%%

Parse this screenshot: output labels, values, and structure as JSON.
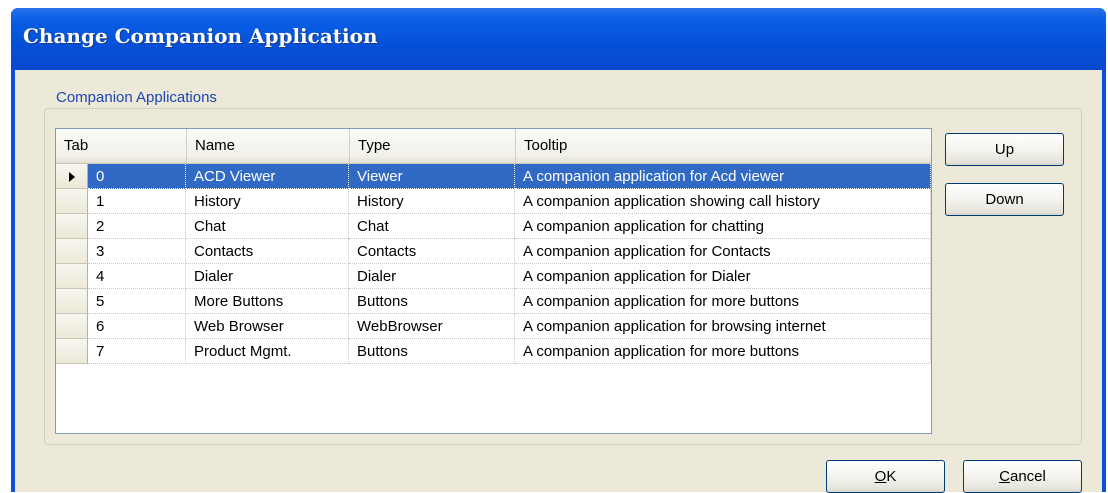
{
  "window": {
    "title": "Change Companion Application"
  },
  "group": {
    "label": "Companion Applications"
  },
  "grid": {
    "columns": [
      "Tab",
      "Name",
      "Type",
      "Tooltip"
    ],
    "rows": [
      {
        "tab": "0",
        "name": "ACD Viewer",
        "type": "Viewer",
        "tooltip": "A companion application for Acd viewer"
      },
      {
        "tab": "1",
        "name": "History",
        "type": "History",
        "tooltip": "A companion application showing call history"
      },
      {
        "tab": "2",
        "name": "Chat",
        "type": "Chat",
        "tooltip": "A companion application for chatting"
      },
      {
        "tab": "3",
        "name": "Contacts",
        "type": "Contacts",
        "tooltip": "A companion application for Contacts"
      },
      {
        "tab": "4",
        "name": "Dialer",
        "type": "Dialer",
        "tooltip": "A companion application for Dialer"
      },
      {
        "tab": "5",
        "name": "More Buttons",
        "type": "Buttons",
        "tooltip": "A companion application for more buttons"
      },
      {
        "tab": "6",
        "name": "Web Browser",
        "type": "WebBrowser",
        "tooltip": "A companion application for browsing internet"
      },
      {
        "tab": "7",
        "name": "Product Mgmt.",
        "type": "Buttons",
        "tooltip": "A companion application for more buttons"
      }
    ],
    "selected_row": 0
  },
  "buttons": {
    "up": "Up",
    "down": "Down",
    "ok_first": "O",
    "ok_rest": "K",
    "cancel_first": "C",
    "cancel_rest": "ancel"
  },
  "colors": {
    "selection": "#316ac5",
    "titlebar": "#0550d8",
    "group_label": "#1c46b4"
  }
}
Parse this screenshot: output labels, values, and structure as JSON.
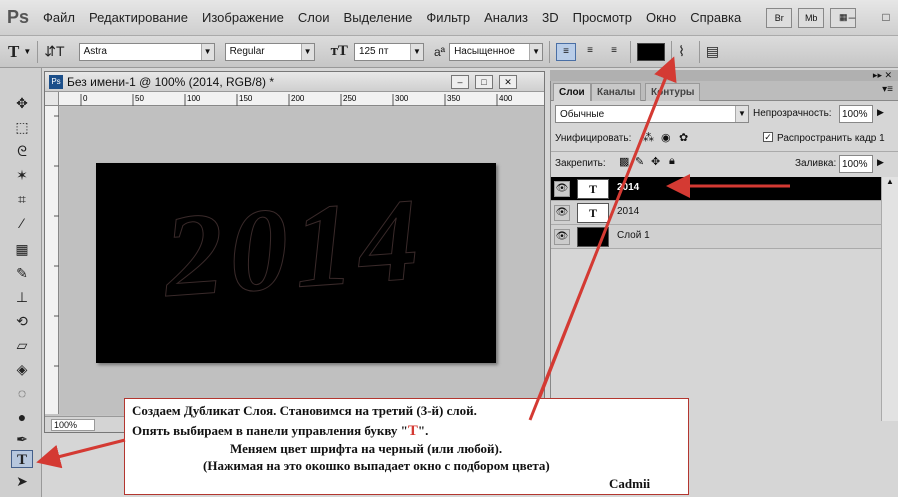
{
  "app": {
    "logo": "Ps"
  },
  "menu": {
    "items": [
      "Файл",
      "Редактирование",
      "Изображение",
      "Слои",
      "Выделение",
      "Фильтр",
      "Анализ",
      "3D",
      "Просмотр",
      "Окно",
      "Справка"
    ],
    "bridge": "Br",
    "minibridge": "Mb"
  },
  "options": {
    "tool_glyph": "T",
    "font_family": "Astra",
    "font_style": "Regular",
    "font_size": "125 пт",
    "aa_label": "aª",
    "aa_value": "Насыщенное",
    "text_color": "#000000"
  },
  "document": {
    "title": "Без имени-1 @ 100% (2014, RGB/8) *",
    "zoom": "100%",
    "canvas_text": "2014",
    "ruler_ticks": [
      "0",
      "50",
      "100",
      "150",
      "200",
      "250",
      "300",
      "350",
      "400"
    ]
  },
  "layers_panel": {
    "tabs": [
      "Слои",
      "Каналы",
      "Контуры"
    ],
    "blend_mode": "Обычные",
    "opacity_label": "Непрозрачность:",
    "opacity_value": "100%",
    "unify_label": "Унифицировать:",
    "propagate_label": "Распространить кадр 1",
    "lock_label": "Закрепить:",
    "fill_label": "Заливка:",
    "fill_value": "100%",
    "layers": [
      {
        "name": "2014",
        "thumb": "T",
        "selected": true
      },
      {
        "name": "2014",
        "thumb": "T",
        "selected": false
      },
      {
        "name": "Слой 1",
        "thumb": "",
        "selected": false
      }
    ]
  },
  "note": {
    "line1": "Создаем Дубликат Слоя. Становимся на третий   (3-й) слой.",
    "line2a": "Опять выбираем в панели управления букву \"",
    "line2b": "Т",
    "line2c": "\".",
    "line3": "Меняем цвет шрифта на черный (или любой).",
    "line4": "(Нажимая на это окошко выпадает окно с подбором цвета)",
    "signature": "Cadmii"
  },
  "colors": {
    "arrow": "#d43a33",
    "note_border": "#b3362f"
  }
}
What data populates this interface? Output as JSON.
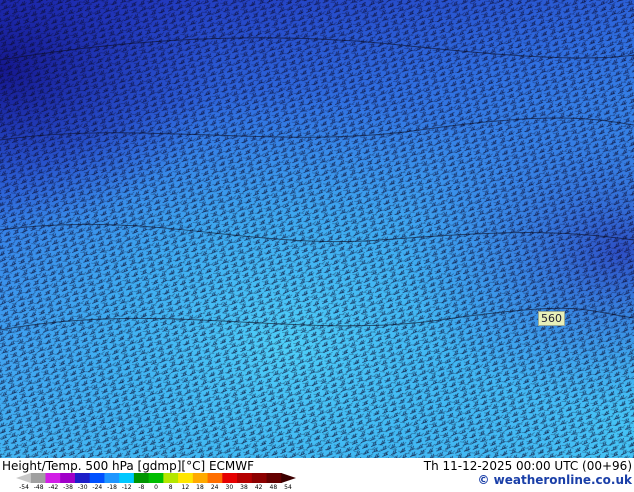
{
  "map": {
    "contour_label": "560"
  },
  "footer": {
    "title": "Height/Temp. 500 hPa [gdmp][°C] ECMWF",
    "datetime": "Th 11-12-2025 00:00 UTC (00+96)",
    "credit": "© weatheronline.co.uk"
  },
  "legend": {
    "ticks": [
      "-54",
      "-48",
      "-42",
      "-38",
      "-30",
      "-24",
      "-18",
      "-12",
      "-8",
      "0",
      "8",
      "12",
      "18",
      "24",
      "30",
      "38",
      "42",
      "48",
      "54"
    ],
    "colors": [
      "#c8c8c8",
      "#a0a0a0",
      "#d21ee6",
      "#a000c8",
      "#1e1ec8",
      "#0050ff",
      "#1e96ff",
      "#00c8ff",
      "#009600",
      "#00be00",
      "#b4e600",
      "#ffe600",
      "#ffaa00",
      "#ff6e00",
      "#e60000",
      "#b40000",
      "#8c0000",
      "#640000",
      "#3c0000"
    ]
  }
}
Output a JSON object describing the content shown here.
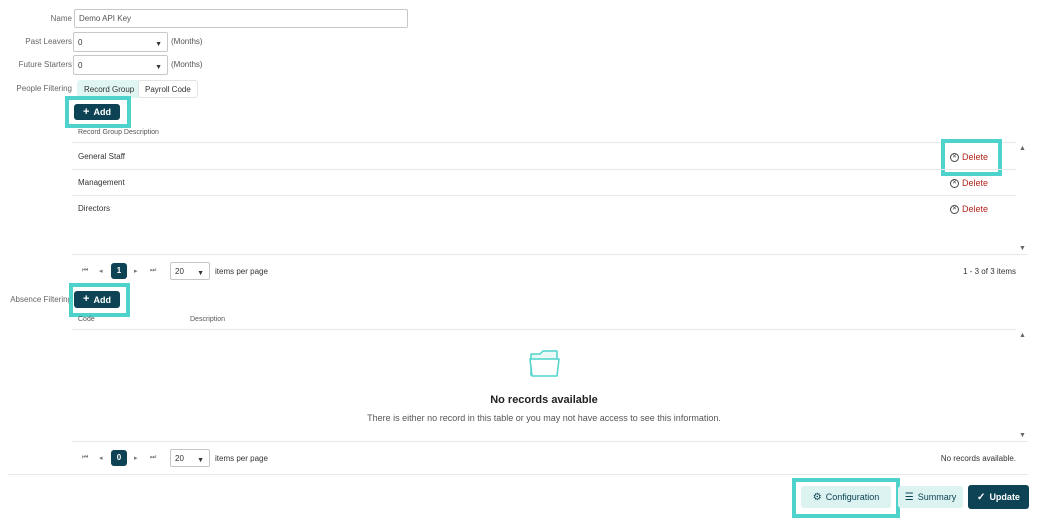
{
  "form": {
    "name_label": "Name",
    "name_value": "Demo API Key",
    "past_leavers_label": "Past Leavers",
    "past_leavers_value": "0",
    "future_starters_label": "Future Starters",
    "future_starters_value": "0",
    "months_unit": "(Months)",
    "people_filtering_label": "People Filtering",
    "absence_filtering_label": "Absence Filtering"
  },
  "tabs": [
    {
      "label": "Record Group",
      "active": true
    },
    {
      "label": "Payroll Code",
      "active": false
    }
  ],
  "record_groups": {
    "add_label": "Add",
    "column_header": "Record Group Description",
    "rows": [
      {
        "description": "General Staff",
        "action": "Delete"
      },
      {
        "description": "Management",
        "action": "Delete"
      },
      {
        "description": "Directors",
        "action": "Delete"
      }
    ],
    "pager": {
      "current_page": "1",
      "page_size": "20",
      "per_page_label": "items per page",
      "summary": "1 - 3 of 3 items"
    }
  },
  "absence": {
    "add_label": "Add",
    "columns": [
      "Code",
      "Description"
    ],
    "empty_title": "No records available",
    "empty_message": "There is either no record in this table or you may not have access to see this information.",
    "pager": {
      "current_page": "0",
      "page_size": "20",
      "per_page_label": "items per page",
      "summary": "No records available."
    }
  },
  "footer": {
    "configuration_label": "Configuration",
    "summary_label": "Summary",
    "update_label": "Update"
  },
  "colors": {
    "accent": "#0d4355",
    "highlight": "#4ed3cc",
    "danger": "#b3261e"
  }
}
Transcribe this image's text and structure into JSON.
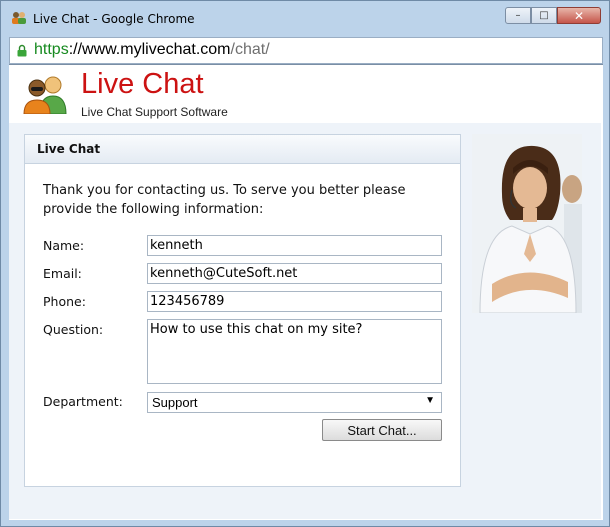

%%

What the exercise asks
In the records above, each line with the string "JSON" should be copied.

Response
Parse this screenshot: output labels, values, and structure as JSON.
Parse this screenshot: output labels, values, and structure as JSON.
What data populates this interface? Output as JSON.
Output a JSON object describing the content shown here.
Transcribe this image's text and structure into JSON.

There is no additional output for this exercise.